## TASK OBJECTIVE
Repeat the material below. Keep every line exactly as written.

-------

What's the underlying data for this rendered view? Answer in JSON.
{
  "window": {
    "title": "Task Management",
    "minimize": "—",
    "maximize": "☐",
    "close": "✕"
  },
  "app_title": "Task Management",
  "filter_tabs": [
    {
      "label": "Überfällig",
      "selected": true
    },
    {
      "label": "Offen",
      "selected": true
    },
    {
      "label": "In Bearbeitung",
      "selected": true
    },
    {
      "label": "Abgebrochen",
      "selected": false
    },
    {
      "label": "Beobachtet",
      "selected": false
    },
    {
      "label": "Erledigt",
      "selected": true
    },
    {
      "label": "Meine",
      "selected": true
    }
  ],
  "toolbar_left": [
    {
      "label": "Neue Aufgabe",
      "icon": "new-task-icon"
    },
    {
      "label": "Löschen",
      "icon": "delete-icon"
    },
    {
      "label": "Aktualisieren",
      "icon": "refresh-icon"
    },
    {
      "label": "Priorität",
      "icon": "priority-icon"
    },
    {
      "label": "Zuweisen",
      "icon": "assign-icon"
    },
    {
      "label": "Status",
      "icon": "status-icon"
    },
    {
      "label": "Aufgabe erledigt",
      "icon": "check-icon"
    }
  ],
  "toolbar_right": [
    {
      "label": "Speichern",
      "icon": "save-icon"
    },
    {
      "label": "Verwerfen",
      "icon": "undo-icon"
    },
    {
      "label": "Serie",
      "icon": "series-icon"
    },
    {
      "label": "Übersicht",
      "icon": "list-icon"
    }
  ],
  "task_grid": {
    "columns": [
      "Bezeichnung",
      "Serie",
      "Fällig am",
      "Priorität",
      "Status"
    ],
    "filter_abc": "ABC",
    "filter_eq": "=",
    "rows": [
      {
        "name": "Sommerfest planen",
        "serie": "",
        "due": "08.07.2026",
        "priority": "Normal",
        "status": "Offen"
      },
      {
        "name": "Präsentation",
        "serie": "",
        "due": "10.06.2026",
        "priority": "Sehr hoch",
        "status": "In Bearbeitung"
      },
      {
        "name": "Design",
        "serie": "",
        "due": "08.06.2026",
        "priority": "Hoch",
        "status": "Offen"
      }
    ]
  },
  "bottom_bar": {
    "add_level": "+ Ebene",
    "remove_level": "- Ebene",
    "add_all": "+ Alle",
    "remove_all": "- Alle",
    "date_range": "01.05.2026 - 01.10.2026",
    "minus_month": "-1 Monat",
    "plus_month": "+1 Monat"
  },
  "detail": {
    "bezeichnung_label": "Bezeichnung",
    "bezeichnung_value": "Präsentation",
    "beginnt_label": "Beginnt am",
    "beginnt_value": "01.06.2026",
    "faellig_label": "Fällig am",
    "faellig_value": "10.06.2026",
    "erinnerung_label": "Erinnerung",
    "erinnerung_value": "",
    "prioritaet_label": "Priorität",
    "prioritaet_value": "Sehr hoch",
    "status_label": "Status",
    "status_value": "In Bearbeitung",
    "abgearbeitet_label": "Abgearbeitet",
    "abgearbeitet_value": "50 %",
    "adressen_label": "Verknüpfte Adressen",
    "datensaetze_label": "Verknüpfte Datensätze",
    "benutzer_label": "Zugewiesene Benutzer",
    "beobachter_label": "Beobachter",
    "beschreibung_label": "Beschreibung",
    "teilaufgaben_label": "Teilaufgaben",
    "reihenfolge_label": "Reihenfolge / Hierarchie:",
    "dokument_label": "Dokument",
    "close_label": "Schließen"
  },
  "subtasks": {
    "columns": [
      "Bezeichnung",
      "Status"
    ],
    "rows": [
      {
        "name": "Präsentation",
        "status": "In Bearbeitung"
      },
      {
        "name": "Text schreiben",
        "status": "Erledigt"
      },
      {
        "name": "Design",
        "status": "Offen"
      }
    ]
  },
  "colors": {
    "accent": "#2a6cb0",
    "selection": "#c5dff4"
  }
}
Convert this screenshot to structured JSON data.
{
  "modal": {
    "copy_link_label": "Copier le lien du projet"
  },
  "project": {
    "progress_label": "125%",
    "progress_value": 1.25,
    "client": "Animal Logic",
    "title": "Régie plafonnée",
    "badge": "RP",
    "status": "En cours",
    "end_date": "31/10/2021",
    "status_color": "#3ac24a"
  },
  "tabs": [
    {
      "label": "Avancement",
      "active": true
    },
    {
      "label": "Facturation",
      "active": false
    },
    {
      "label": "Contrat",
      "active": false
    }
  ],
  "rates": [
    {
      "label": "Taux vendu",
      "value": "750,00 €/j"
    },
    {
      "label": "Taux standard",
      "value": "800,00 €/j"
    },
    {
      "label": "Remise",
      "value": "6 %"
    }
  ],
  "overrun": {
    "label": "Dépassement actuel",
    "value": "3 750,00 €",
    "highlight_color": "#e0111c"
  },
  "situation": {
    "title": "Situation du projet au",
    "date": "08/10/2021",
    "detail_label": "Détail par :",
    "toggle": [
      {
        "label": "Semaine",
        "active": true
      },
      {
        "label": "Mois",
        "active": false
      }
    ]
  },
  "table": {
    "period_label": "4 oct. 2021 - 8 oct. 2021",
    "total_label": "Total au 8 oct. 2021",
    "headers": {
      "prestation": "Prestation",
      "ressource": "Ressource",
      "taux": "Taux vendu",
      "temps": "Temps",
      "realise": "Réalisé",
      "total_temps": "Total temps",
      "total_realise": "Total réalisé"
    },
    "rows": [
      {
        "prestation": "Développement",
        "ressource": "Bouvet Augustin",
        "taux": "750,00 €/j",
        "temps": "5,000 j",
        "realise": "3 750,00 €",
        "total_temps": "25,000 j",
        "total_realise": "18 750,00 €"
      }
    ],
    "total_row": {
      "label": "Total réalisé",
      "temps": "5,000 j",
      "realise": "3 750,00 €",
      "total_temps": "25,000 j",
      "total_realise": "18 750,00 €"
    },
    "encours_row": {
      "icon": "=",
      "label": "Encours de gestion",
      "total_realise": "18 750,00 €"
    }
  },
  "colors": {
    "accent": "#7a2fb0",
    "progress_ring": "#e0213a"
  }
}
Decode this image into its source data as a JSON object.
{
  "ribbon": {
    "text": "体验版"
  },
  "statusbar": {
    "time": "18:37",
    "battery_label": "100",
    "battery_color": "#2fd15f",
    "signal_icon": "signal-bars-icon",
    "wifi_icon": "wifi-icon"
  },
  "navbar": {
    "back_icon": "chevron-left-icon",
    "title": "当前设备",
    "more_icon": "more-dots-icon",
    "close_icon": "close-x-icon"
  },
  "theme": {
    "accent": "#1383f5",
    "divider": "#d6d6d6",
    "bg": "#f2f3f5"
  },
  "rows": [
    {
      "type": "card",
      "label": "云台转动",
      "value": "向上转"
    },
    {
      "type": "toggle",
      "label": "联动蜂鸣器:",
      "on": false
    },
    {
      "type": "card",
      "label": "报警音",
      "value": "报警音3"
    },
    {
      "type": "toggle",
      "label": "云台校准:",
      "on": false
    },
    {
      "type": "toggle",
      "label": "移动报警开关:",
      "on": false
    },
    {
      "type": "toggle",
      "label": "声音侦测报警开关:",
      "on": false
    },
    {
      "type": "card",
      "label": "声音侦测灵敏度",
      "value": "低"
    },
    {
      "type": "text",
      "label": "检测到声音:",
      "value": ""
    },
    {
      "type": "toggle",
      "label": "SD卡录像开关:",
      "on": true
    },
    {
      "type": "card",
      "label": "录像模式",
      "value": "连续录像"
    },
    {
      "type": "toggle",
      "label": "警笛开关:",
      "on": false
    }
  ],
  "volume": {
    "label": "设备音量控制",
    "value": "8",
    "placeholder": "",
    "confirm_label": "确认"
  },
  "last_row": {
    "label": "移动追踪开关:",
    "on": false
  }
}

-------

## ANSWER FOR THIS EXERCISE
What's the underlying data for this rendered view? Answer in JSON.
{
  "window": {
    "title": "Task Management",
    "minimize": "—",
    "maximize": "☐",
    "close": "✕"
  },
  "app_title": "Task Management",
  "filter_tabs": [
    {
      "label": "Überfällig",
      "selected": true
    },
    {
      "label": "Offen",
      "selected": true
    },
    {
      "label": "In Bearbeitung",
      "selected": true
    },
    {
      "label": "Abgebrochen",
      "selected": false
    },
    {
      "label": "Beobachtet",
      "selected": false
    },
    {
      "label": "Erledigt",
      "selected": true
    },
    {
      "label": "Meine",
      "selected": true
    }
  ],
  "toolbar_left": [
    {
      "label": "Neue Aufgabe",
      "icon": "new-task-icon"
    },
    {
      "label": "Löschen",
      "icon": "delete-icon"
    },
    {
      "label": "Aktualisieren",
      "icon": "refresh-icon"
    },
    {
      "label": "Priorität",
      "icon": "priority-icon"
    },
    {
      "label": "Zuweisen",
      "icon": "assign-icon"
    },
    {
      "label": "Status",
      "icon": "status-icon"
    },
    {
      "label": "Aufgabe erledigt",
      "icon": "check-icon"
    }
  ],
  "toolbar_right": [
    {
      "label": "Speichern",
      "icon": "save-icon"
    },
    {
      "label": "Verwerfen",
      "icon": "undo-icon"
    },
    {
      "label": "Serie",
      "icon": "series-icon"
    },
    {
      "label": "Übersicht",
      "icon": "list-icon"
    }
  ],
  "task_grid": {
    "columns": [
      "Bezeichnung",
      "Serie",
      "Fällig am",
      "Priorität",
      "Status"
    ],
    "filter_abc": "ABC",
    "filter_eq": "=",
    "rows": [
      {
        "name": "Sommerfest planen",
        "serie": "",
        "due": "08.07.2026",
        "priority": "Normal",
        "status": "Offen"
      },
      {
        "name": "Präsentation",
        "serie": "",
        "due": "10.06.2026",
        "priority": "Sehr hoch",
        "status": "In Bearbeitung"
      },
      {
        "name": "Design",
        "serie": "",
        "due": "08.06.2026",
        "priority": "Hoch",
        "status": "Offen"
      }
    ]
  },
  "bottom_bar": {
    "add_level": "+ Ebene",
    "remove_level": "- Ebene",
    "add_all": "+ Alle",
    "remove_all": "- Alle",
    "date_range": "01.05.2026 - 01.10.2026",
    "minus_month": "-1 Monat",
    "plus_month": "+1 Monat"
  },
  "detail": {
    "bezeichnung_label": "Bezeichnung",
    "bezeichnung_value": "Präsentation",
    "beginnt_label": "Beginnt am",
    "beginnt_value": "01.06.2026",
    "faellig_label": "Fällig am",
    "faellig_value": "10.06.2026",
    "erinnerung_label": "Erinnerung",
    "erinnerung_value": "",
    "prioritaet_label": "Priorität",
    "prioritaet_value": "Sehr hoch",
    "status_label": "Status",
    "status_value": "In Bearbeitung",
    "abgearbeitet_label": "Abgearbeitet",
    "abgearbeitet_value": "50 %",
    "adressen_label": "Verknüpfte Adressen",
    "datensaetze_label": "Verknüpfte Datensätze",
    "benutzer_label": "Zugewiesene Benutzer",
    "beobachter_label": "Beobachter",
    "beschreibung_label": "Beschreibung",
    "teilaufgaben_label": "Teilaufgaben",
    "reihenfolge_label": "Reihenfolge / Hierarchie:",
    "dokument_label": "Dokument",
    "close_label": "Schließen"
  },
  "subtasks": {
    "columns": [
      "Bezeichnung",
      "Status"
    ],
    "rows": [
      {
        "name": "Präsentation",
        "status": "In Bearbeitung"
      },
      {
        "name": "Text schreiben",
        "status": "Erledigt"
      },
      {
        "name": "Design",
        "status": "Offen"
      }
    ]
  },
  "colors": {
    "accent": "#2a6cb0",
    "selection": "#c5dff4"
  }
}
Convert this screenshot to structured JSON data.
{
  "modal": {
    "copy_link_label": "Copier le lien du projet"
  },
  "project": {
    "progress_label": "125%",
    "progress_value": 1.25,
    "client": "Animal Logic",
    "title": "Régie plafonnée",
    "badge": "RP",
    "status": "En cours",
    "end_date": "31/10/2021",
    "status_color": "#3ac24a"
  },
  "tabs": [
    {
      "label": "Avancement",
      "active": true
    },
    {
      "label": "Facturation",
      "active": false
    },
    {
      "label": "Contrat",
      "active": false
    }
  ],
  "rates": [
    {
      "label": "Taux vendu",
      "value": "750,00 €/j"
    },
    {
      "label": "Taux standard",
      "value": "800,00 €/j"
    },
    {
      "label": "Remise",
      "value": "6 %"
    }
  ],
  "overrun": {
    "label": "Dépassement actuel",
    "value": "3 750,00 €",
    "highlight_color": "#e0111c"
  },
  "situation": {
    "title": "Situation du projet au",
    "date": "08/10/2021",
    "detail_label": "Détail par :",
    "toggle": [
      {
        "label": "Semaine",
        "active": true
      },
      {
        "label": "Mois",
        "active": false
      }
    ]
  },
  "table": {
    "period_label": "4 oct. 2021 - 8 oct. 2021",
    "total_label": "Total au 8 oct. 2021",
    "headers": {
      "prestation": "Prestation",
      "ressource": "Ressource",
      "taux": "Taux vendu",
      "temps": "Temps",
      "realise": "Réalisé",
      "total_temps": "Total temps",
      "total_realise": "Total réalisé"
    },
    "rows": [
      {
        "prestation": "Développement",
        "ressource": "Bouvet Augustin",
        "taux": "750,00 €/j",
        "temps": "5,000 j",
        "realise": "3 750,00 €",
        "total_temps": "25,000 j",
        "total_realise": "18 750,00 €"
      }
    ],
    "total_row": {
      "label": "Total réalisé",
      "temps": "5,000 j",
      "realise": "3 750,00 €",
      "total_temps": "25,000 j",
      "total_realise": "18 750,00 €"
    },
    "encours_row": {
      "icon": "=",
      "label": "Encours de gestion",
      "total_realise": "18 750,00 €"
    }
  },
  "colors": {
    "accent": "#7a2fb0",
    "progress_ring": "#e0213a"
  }
}
Decode this image into its source data as a JSON object.
{
  "ribbon": {
    "text": "体验版"
  },
  "statusbar": {
    "time": "18:37",
    "battery_label": "100",
    "battery_color": "#2fd15f",
    "signal_icon": "signal-bars-icon",
    "wifi_icon": "wifi-icon"
  },
  "navbar": {
    "back_icon": "chevron-left-icon",
    "title": "当前设备",
    "more_icon": "more-dots-icon",
    "close_icon": "close-x-icon"
  },
  "theme": {
    "accent": "#1383f5",
    "divider": "#d6d6d6",
    "bg": "#f2f3f5"
  },
  "rows": [
    {
      "type": "card",
      "label": "云台转动",
      "value": "向上转"
    },
    {
      "type": "toggle",
      "label": "联动蜂鸣器:",
      "on": false
    },
    {
      "type": "card",
      "label": "报警音",
      "value": "报警音3"
    },
    {
      "type": "toggle",
      "label": "云台校准:",
      "on": false
    },
    {
      "type": "toggle",
      "label": "移动报警开关:",
      "on": false
    },
    {
      "type": "toggle",
      "label": "声音侦测报警开关:",
      "on": false
    },
    {
      "type": "card",
      "label": "声音侦测灵敏度",
      "value": "低"
    },
    {
      "type": "text",
      "label": "检测到声音:",
      "value": ""
    },
    {
      "type": "toggle",
      "label": "SD卡录像开关:",
      "on": true
    },
    {
      "type": "card",
      "label": "录像模式",
      "value": "连续录像"
    },
    {
      "type": "toggle",
      "label": "警笛开关:",
      "on": false
    }
  ],
  "volume": {
    "label": "设备音量控制",
    "value": "8",
    "placeholder": "",
    "confirm_label": "确认"
  },
  "last_row": {
    "label": "移动追踪开关:",
    "on": false
  }
}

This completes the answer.